While I gained that experience, I passed the exam to become an Accredited Financial Counselor (AFC®), and then studied and passed the comprehensive Certified Financial Planner (CFP®) exam. (Another year of experience and I will be fully certified as a CFP®).
Reaching Home Plate: Launching Wealth Mode Financial Planning
That brings me to now. I’m now licensed as an Investment Advisor Representative in the state of Utah and founded my business, Wealth Mode Financial Planning.
Through having my own financial planning firm, I am able to bring objective, valuable financial advice to my peers in Generation Y.
I believe that we need financial planning, from early on, more than any other generation in the past. Our financial lives are just way more complicated than any other generation before us! The financial decisions we make now will affect us for a long time. We have a lot of student loan debt. Most of us don’t have pensions, and if they do, they won't cover us completely in retirement. A lot of people don’t think we’re going to have Social Security benefits, or at least a lot less of it, by the time we're retired. We have to invest on our own. We change jobs more frequently in the first 10 years than prior generations did in their entire career. We’re buying homes at a later age than our parents did. We still want to start families.
Our financial lives are difficult, and never stop changing! And yet, we still want to have great experiences, fulfill dreams, and check off bucket-list items. I want to navigate my financial life right, and help others do the same.
Only good financial planning will help you navigate all of that (whether you do it yourself or not).

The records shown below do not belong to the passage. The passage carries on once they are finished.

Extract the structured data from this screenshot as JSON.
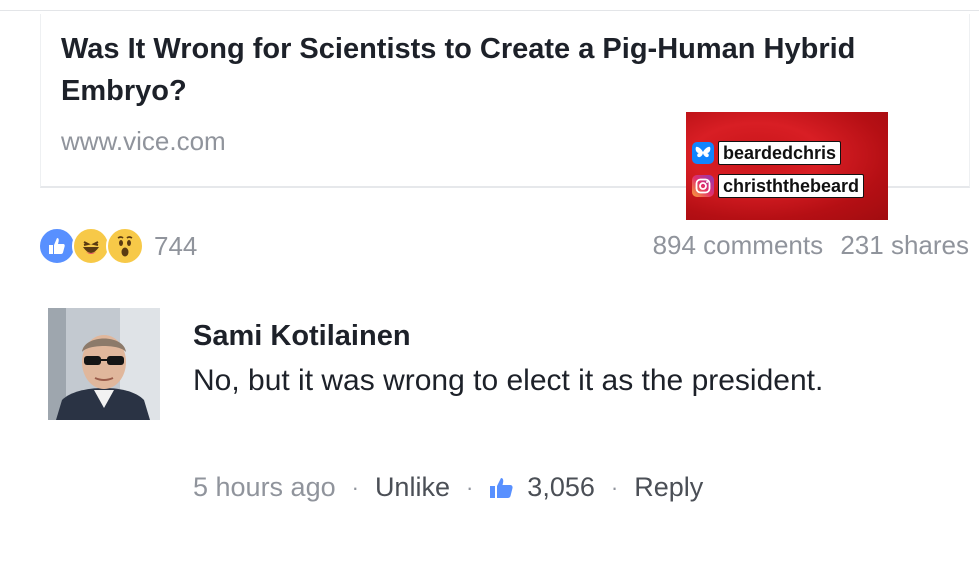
{
  "link_preview": {
    "title": "Was It Wrong for Scientists to Create a Pig-Human Hybrid Embryo?",
    "domain": "www.vice.com"
  },
  "watermark": {
    "handles": [
      {
        "icon": "butterfly-icon",
        "label": "beardedchris"
      },
      {
        "icon": "instagram-icon",
        "label": "christhthebeard"
      }
    ]
  },
  "reactions": {
    "icons": [
      "like-icon",
      "haha-icon",
      "wow-icon"
    ],
    "count": "744"
  },
  "stats": {
    "comments": "894 comments",
    "shares": "231 shares"
  },
  "comment": {
    "author": "Sami Kotilainen",
    "text": "No, but it was wrong to elect it as the president.",
    "time": "5 hours ago",
    "unlike_label": "Unlike",
    "like_count": "3,056",
    "reply_label": "Reply",
    "separator": "·"
  },
  "colors": {
    "meta_text": "#90949c",
    "body_text": "#1d2129",
    "like_blue": "#5890ff",
    "watermark_red": "#c8151a"
  }
}
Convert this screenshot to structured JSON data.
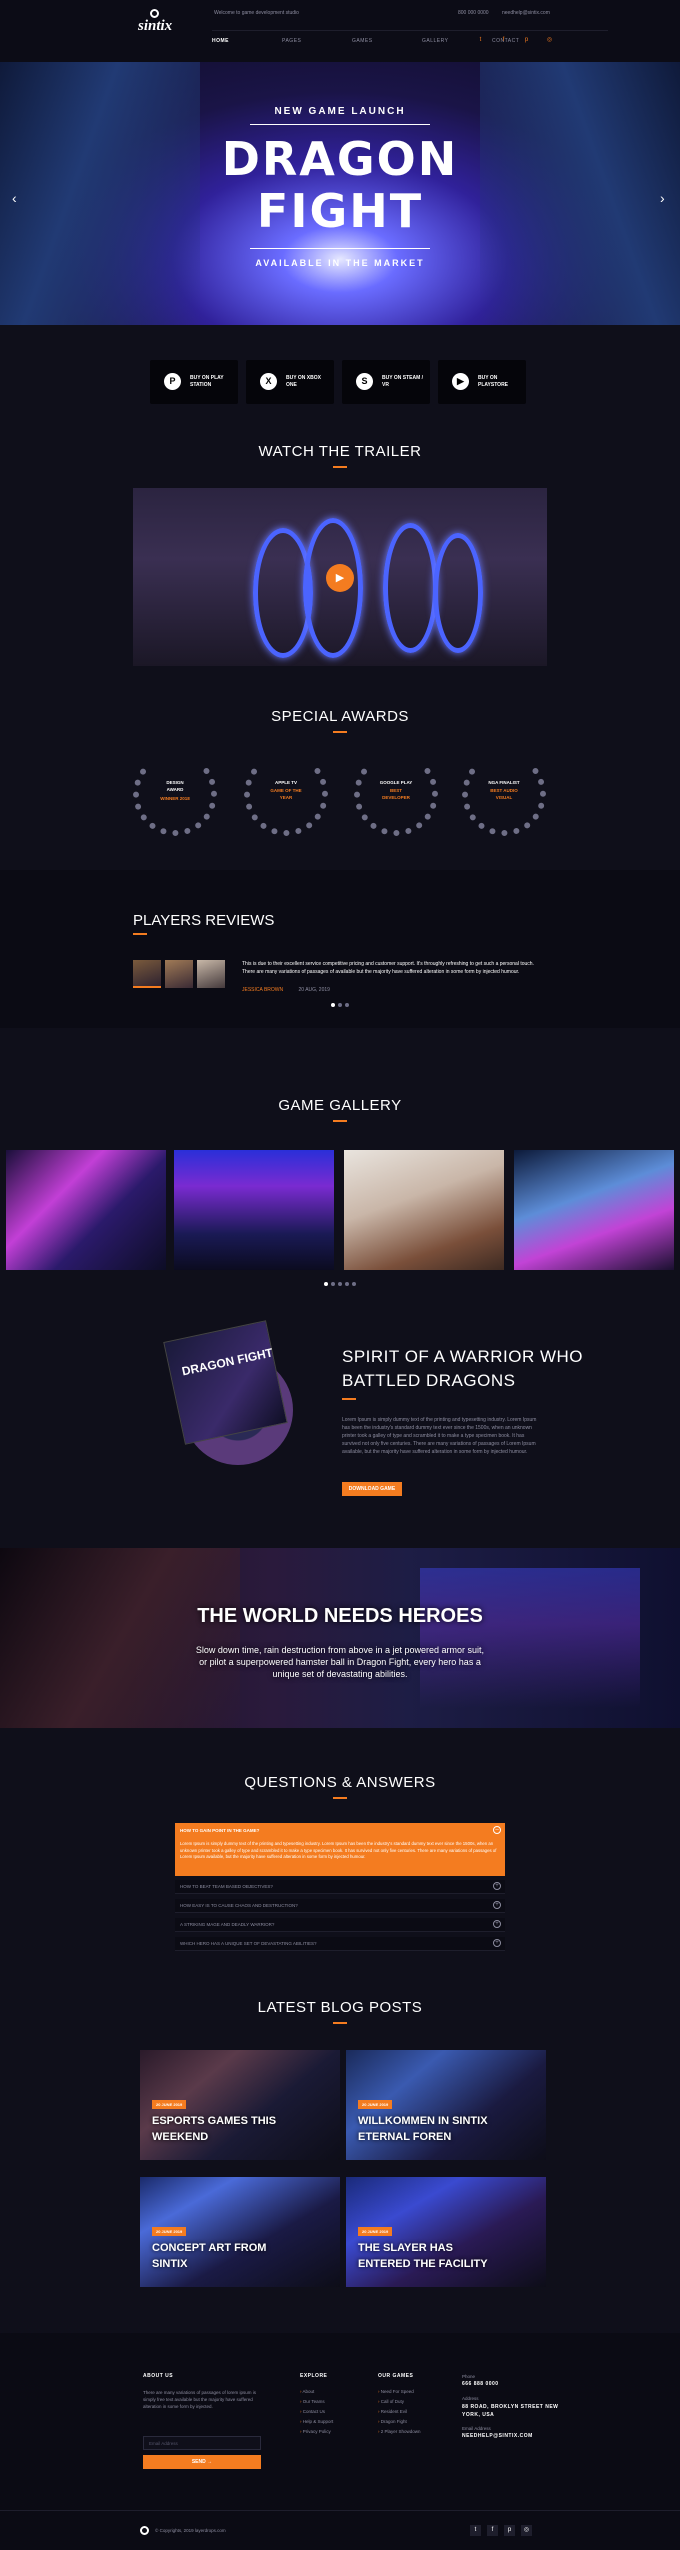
{
  "header": {
    "brand": "sintix",
    "welcome": "Welcome to game development studio",
    "phone": "800 000 0000",
    "email": "needhelp@sintix.com",
    "nav": [
      "HOME",
      "PAGES",
      "GAMES",
      "GALLERY",
      "CONTACT"
    ],
    "social": [
      "twitter",
      "facebook",
      "pinterest",
      "instagram"
    ]
  },
  "hero": {
    "kicker": "NEW GAME LAUNCH",
    "title_line1": "DRAGON",
    "title_line2": "FIGHT",
    "subtitle": "AVAILABLE IN THE MARKET",
    "prev": "‹",
    "next": "›"
  },
  "stores": [
    {
      "label": "BUY ON PLAY STATION",
      "icon": "playstation-icon",
      "glyph": "P"
    },
    {
      "label": "BUY ON XBOX ONE",
      "icon": "xbox-icon",
      "glyph": "X"
    },
    {
      "label": "BUY ON STEAM / VR",
      "icon": "steam-icon",
      "glyph": "S"
    },
    {
      "label": "BUY ON PLAYSTORE",
      "icon": "playstore-icon",
      "glyph": "▶"
    }
  ],
  "trailer": {
    "title": "WATCH THE TRAILER"
  },
  "awards": {
    "title": "SPECIAL AWARDS",
    "items": [
      {
        "line1": "DESIGN",
        "line2": "AWARD",
        "line3": "WINNER 2018"
      },
      {
        "line1": "APPLE TV",
        "line2": "GAME OF THE",
        "line3": "YEAR"
      },
      {
        "line1": "GOOGLE PLAY",
        "line2": "BEST",
        "line3": "DEVELOPER"
      },
      {
        "line1": "NGA FINALIST",
        "line2": "BEST AUDIO",
        "line3": "VISUAL"
      }
    ]
  },
  "reviews": {
    "title": "PLAYERS REVIEWS",
    "text": "This is due to their excellent service competitive pricing and customer support. It's throughly refreshing to get such a personal touch. There are many variations of passages of available but the majority have suffered alteration in some form by injected humour.",
    "author": "JESSICA BROWN",
    "date": "20 AUG, 2019"
  },
  "gallery": {
    "title": "GAME GALLERY"
  },
  "spirit": {
    "title_line1": "SPIRIT OF A WARRIOR WHO",
    "title_line2": "BATTLED DRAGONS",
    "text": "Lorem Ipsum is simply dummy text of the printing and typesetting industry. Lorem Ipsum has been the industry's standard dummy text ever since the 1500s, when an unknown printer took a galley of type and scrambled it to make a type specimen book. It has survived not only five centuries. There are many variations of passages of Lorem Ipsum available, but the majority have suffered alteration in some form by injected humour.",
    "button": "DOWNLOAD GAME",
    "cd_label": "DRAGON FIGHT"
  },
  "heroes": {
    "title": "THE WORLD NEEDS HEROES",
    "text": "Slow down time, rain destruction from above in a jet powered armor suit, or pilot a superpowered hamster ball in Dragon Fight, every hero has a unique set of devastating abilities."
  },
  "faq": {
    "title": "QUESTIONS & ANSWERS",
    "open_question": "HOW TO GAIN POINT IN THE GAME?",
    "open_answer": "Lorem Ipsum is simply dummy text of the printing and typesetting industry. Lorem Ipsum has been the industry's standard dummy text ever since the 1500s, when an unknown printer took a galley of type and scrambled it to make a type specimen book. It has survived not only five centuries. There are many variations of passages of Lorem Ipsum available, but the majority have suffered alteration in some form by injected humour.",
    "questions": [
      "HOW TO BEAT TEAM BASED OBJECTIVES?",
      "HOW EASY IS TO CAUSE CHAOS AND DESTRUCTION?",
      "A STRIKING MAGE AND DEADLY WARRIOR?",
      "WHICH HERO HAS A UNIQUE SET OF DEVASTATING ABILITIES?"
    ]
  },
  "blog": {
    "title": "LATEST BLOG POSTS",
    "posts": [
      {
        "tag": "20 JUNE 2019",
        "line1": "ESPORTS GAMES THIS",
        "line2": "WEEKEND"
      },
      {
        "tag": "20 JUNE 2019",
        "line1": "WILLKOMMEN IN SINTIX",
        "line2": "ETERNAL FOREN"
      },
      {
        "tag": "20 JUNE 2019",
        "line1": "CONCEPT ART FROM",
        "line2": "SINTIX"
      },
      {
        "tag": "20 JUNE 2019",
        "line1": "THE SLAYER HAS",
        "line2": "ENTERED THE FACILITY"
      }
    ]
  },
  "footer": {
    "about_title": "ABOUT US",
    "about_text": "There are many variations of passages of lorem ipsum is simply free text available but the majority have suffered alteration in some form by injected.",
    "email_placeholder": "Email Address",
    "send": "SEND",
    "explore_title": "EXPLORE",
    "explore": [
      "About",
      "Our Teams",
      "Contact Us",
      "Help & Support",
      "Privacy Policy"
    ],
    "games_title": "OUR GAMES",
    "games": [
      "Need For Speed",
      "Call of Duty",
      "Resident Evil",
      "Dragon Fight",
      "2 Player Showdown"
    ],
    "phone_title": "Phone",
    "phone": "666 888 0000",
    "address_title": "Address",
    "address_line1": "88 ROAD, BROKLYN STREET NEW",
    "address_line2": "YORK, USA",
    "email_title": "Email Address",
    "email": "NEEDHELP@SINTIX.COM",
    "copyright": "© Copyrights, 2019 layerdrops.com"
  }
}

Our economy is built around a very complex financial system, which you can lose to if you don’t integrate all the parts of your money wisely - budgeting, saving, credit, debt, investing, insurance, taxes, retirement, estate planning, work benefits - the list goes on! Navigate these inefficiently, and money and time is not maximized. Play your cards right, and you’ll be in “Wealth Mode.”
I want to help hard-working young professionals and families use money as a tool to make their life awesome now and later, and achieve their own version of wealth. Henry David Thoreau defined “wealth” best when he said: “Wealth is the ability to fully experience life.” That’s what Wealth Mode is to me - assurance that your smart financial decisions are helping you to have, and fully enjoy, the experiences that will matter most to you.